> **Data extracts**

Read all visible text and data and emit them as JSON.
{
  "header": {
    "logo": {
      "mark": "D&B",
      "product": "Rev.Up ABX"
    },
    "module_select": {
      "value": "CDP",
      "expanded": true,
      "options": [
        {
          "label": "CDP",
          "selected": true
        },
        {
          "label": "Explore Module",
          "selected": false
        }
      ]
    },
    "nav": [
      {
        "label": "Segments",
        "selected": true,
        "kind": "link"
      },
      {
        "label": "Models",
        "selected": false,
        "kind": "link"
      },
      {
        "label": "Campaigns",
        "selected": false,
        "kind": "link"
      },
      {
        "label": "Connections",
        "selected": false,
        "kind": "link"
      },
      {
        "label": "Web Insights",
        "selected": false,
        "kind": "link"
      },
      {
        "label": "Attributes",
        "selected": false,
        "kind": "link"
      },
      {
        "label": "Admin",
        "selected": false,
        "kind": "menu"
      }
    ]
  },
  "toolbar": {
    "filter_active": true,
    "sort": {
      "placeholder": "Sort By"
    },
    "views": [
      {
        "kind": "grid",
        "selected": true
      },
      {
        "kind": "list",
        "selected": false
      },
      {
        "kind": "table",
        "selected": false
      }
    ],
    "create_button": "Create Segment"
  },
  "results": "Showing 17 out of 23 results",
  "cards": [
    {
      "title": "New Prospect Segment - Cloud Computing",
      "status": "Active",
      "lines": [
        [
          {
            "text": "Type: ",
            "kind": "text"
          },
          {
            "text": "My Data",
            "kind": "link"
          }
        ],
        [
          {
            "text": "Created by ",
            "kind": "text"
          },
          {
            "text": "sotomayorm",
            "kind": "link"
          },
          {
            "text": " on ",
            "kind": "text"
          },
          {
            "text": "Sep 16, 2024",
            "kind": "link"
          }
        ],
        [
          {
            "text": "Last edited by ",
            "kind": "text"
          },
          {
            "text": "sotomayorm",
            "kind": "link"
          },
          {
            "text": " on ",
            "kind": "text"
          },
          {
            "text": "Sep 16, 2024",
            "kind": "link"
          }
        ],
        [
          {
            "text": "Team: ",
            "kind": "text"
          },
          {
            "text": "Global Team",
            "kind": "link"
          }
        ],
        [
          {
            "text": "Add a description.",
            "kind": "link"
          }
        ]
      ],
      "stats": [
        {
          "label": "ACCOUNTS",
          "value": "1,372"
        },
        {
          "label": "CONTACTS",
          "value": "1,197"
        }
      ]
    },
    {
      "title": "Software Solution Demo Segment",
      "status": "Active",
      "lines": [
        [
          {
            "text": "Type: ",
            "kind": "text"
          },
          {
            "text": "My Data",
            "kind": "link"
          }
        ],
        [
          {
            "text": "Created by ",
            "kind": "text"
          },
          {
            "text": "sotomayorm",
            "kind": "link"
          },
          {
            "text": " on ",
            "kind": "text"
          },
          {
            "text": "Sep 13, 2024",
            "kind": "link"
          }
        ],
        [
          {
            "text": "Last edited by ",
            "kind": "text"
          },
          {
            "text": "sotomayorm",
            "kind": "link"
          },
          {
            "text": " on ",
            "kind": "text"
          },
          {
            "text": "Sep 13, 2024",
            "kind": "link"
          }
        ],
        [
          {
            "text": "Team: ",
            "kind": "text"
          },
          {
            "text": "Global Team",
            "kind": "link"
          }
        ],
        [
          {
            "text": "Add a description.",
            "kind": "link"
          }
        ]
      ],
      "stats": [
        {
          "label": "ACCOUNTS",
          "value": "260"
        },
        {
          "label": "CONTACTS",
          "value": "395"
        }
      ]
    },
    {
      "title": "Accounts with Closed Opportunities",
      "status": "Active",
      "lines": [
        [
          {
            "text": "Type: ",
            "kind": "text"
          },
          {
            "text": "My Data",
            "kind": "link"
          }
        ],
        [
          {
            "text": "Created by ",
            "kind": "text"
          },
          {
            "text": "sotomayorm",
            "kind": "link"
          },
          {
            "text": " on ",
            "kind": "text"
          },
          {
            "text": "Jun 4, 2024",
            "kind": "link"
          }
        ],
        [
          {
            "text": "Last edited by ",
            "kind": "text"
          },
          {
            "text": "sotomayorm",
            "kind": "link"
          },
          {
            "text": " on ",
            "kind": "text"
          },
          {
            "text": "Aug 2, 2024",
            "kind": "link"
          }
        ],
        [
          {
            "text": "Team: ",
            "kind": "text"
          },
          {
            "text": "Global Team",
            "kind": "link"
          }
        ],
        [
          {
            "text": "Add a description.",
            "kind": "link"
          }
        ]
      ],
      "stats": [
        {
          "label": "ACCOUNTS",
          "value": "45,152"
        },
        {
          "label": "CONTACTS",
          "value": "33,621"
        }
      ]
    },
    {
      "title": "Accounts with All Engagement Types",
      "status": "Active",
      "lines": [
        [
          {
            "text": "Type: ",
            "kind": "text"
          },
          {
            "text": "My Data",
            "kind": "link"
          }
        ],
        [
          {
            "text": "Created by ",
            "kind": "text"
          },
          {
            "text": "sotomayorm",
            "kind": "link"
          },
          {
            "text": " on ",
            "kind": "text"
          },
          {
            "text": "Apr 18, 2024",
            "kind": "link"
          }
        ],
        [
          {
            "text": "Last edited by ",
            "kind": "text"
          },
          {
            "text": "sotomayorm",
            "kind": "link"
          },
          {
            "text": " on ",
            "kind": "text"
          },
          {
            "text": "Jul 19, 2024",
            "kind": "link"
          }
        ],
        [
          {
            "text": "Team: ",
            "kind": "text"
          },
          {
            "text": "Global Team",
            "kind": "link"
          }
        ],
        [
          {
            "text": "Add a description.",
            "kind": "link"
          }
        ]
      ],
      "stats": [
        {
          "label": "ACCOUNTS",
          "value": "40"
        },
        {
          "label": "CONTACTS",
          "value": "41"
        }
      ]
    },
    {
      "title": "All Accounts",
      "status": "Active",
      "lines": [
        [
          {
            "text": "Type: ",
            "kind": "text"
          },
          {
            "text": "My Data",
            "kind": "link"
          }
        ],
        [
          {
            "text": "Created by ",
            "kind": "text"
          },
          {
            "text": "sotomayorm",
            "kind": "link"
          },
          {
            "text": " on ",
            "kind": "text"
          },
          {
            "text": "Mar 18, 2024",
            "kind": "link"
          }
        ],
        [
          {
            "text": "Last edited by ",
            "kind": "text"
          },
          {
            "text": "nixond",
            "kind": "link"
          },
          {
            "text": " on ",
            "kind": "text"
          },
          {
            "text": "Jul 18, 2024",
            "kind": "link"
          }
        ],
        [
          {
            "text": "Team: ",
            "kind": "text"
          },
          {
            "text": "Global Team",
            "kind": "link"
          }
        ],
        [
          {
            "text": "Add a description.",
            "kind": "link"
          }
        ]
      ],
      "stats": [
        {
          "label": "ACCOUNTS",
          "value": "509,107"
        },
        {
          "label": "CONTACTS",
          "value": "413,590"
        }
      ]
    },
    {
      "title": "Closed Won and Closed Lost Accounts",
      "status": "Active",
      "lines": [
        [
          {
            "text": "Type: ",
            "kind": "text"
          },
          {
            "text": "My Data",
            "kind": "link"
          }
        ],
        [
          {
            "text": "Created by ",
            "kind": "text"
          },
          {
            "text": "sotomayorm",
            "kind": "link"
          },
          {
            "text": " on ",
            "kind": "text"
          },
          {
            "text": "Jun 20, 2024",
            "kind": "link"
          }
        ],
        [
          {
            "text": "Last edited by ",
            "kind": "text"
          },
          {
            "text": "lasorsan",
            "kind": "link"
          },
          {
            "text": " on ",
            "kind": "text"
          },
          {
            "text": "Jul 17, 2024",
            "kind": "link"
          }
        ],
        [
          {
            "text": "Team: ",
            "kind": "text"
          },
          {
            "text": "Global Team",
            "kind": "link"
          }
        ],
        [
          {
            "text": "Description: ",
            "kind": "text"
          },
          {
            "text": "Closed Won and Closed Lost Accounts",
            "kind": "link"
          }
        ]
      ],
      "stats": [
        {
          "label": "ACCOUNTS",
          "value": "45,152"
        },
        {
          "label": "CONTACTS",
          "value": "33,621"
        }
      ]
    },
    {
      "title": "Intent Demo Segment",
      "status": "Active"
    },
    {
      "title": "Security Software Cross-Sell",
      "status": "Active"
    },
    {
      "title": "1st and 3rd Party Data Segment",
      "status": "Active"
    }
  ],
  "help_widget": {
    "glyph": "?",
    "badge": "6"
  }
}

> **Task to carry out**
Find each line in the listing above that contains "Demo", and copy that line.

> **Result of the exercise**
      "title": "Software Solution Demo Segment",
      "title": "Intent Demo Segment",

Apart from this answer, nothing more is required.